Entries supplied
+--
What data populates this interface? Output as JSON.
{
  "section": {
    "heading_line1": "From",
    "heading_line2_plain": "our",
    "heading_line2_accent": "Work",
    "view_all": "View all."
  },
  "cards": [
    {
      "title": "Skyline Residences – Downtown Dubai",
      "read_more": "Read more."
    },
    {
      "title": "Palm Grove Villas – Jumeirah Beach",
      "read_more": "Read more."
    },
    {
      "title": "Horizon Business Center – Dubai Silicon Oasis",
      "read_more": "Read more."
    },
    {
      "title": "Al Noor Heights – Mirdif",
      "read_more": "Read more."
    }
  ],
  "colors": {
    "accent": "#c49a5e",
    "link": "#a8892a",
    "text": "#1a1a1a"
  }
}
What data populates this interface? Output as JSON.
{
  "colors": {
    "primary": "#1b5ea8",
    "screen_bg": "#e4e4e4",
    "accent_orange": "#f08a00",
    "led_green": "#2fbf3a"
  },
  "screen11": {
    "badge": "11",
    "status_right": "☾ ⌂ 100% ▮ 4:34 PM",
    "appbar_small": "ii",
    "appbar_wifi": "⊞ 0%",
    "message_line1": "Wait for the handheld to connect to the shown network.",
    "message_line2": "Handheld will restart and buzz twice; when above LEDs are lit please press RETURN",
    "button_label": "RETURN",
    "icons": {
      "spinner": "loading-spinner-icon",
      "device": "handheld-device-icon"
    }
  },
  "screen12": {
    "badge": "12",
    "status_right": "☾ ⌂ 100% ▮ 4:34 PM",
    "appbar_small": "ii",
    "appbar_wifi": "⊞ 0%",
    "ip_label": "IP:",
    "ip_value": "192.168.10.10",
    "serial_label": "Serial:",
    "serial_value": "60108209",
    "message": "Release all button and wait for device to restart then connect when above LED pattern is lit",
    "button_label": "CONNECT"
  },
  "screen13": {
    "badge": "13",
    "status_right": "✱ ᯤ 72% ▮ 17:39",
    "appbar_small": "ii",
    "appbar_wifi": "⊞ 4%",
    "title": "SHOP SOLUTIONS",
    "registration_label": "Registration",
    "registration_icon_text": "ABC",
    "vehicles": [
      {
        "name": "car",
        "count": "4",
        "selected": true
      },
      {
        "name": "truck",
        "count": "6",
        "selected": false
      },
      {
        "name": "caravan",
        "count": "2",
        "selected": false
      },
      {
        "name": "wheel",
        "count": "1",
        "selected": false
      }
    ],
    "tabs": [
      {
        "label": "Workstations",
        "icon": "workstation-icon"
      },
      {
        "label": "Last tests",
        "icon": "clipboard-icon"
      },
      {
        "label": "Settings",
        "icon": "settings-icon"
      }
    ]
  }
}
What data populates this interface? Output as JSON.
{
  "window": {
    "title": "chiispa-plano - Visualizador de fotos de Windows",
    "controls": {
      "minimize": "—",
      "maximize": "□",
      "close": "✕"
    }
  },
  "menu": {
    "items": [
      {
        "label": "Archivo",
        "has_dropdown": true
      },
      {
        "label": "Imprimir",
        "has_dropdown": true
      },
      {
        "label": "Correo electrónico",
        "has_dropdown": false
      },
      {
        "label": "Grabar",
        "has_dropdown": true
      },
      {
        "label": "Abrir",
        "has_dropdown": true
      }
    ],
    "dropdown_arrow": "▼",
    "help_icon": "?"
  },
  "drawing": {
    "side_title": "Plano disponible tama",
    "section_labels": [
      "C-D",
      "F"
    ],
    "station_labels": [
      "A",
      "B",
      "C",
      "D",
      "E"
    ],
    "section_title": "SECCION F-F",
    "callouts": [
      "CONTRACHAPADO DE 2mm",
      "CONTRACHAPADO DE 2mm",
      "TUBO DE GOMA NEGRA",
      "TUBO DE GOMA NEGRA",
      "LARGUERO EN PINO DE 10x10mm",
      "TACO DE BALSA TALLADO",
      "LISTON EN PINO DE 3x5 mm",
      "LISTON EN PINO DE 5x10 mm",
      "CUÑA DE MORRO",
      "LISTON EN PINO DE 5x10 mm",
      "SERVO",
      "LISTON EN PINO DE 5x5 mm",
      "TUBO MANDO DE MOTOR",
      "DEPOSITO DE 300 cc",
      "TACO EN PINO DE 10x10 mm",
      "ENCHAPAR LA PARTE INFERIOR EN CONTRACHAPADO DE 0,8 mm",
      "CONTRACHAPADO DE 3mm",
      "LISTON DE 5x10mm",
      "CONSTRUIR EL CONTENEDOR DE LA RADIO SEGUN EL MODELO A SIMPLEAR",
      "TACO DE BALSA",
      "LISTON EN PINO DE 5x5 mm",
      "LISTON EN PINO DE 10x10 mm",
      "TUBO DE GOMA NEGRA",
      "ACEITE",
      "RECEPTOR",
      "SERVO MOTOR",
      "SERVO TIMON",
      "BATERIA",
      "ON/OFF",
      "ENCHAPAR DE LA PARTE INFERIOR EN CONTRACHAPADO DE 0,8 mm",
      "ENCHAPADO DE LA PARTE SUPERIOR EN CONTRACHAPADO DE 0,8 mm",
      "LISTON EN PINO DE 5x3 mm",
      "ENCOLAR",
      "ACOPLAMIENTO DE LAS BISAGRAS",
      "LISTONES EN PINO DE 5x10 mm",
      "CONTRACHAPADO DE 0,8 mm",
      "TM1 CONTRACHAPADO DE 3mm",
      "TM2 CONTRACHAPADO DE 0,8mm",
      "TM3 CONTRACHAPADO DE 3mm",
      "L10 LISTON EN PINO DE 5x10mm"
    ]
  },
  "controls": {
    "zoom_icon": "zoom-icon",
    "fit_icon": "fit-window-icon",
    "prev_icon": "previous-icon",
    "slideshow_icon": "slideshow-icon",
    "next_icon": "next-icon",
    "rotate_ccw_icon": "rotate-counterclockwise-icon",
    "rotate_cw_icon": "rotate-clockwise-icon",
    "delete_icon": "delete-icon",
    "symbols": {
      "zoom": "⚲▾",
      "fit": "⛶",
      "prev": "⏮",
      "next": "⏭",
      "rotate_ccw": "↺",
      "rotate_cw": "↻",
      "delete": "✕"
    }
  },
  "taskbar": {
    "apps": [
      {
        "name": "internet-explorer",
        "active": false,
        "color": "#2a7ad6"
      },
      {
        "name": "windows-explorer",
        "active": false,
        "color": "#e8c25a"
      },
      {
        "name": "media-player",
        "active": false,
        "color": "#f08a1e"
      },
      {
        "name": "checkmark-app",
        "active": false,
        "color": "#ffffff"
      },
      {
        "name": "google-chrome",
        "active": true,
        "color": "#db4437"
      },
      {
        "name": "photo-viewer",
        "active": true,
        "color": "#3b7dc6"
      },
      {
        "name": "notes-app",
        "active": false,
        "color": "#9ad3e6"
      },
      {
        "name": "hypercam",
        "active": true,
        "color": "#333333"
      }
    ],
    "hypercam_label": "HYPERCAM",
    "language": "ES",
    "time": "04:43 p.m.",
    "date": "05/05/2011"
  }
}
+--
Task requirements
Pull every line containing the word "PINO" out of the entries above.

Exercise response
      "LARGUERO EN PINO DE 10x10mm",
      "LISTON EN PINO DE 3x5 mm",
      "LISTON EN PINO DE 5x10 mm",
      "LISTON EN PINO DE 5x10 mm",
      "LISTON EN PINO DE 5x5 mm",
      "TACO EN PINO DE 10x10 mm",
      "LISTON EN PINO DE 5x5 mm",
      "LISTON EN PINO DE 10x10 mm",
      "LISTON EN PINO DE 5x3 mm",
      "LISTONES EN PINO DE 5x10 mm",
      "L10 LISTON EN PINO DE 5x10mm"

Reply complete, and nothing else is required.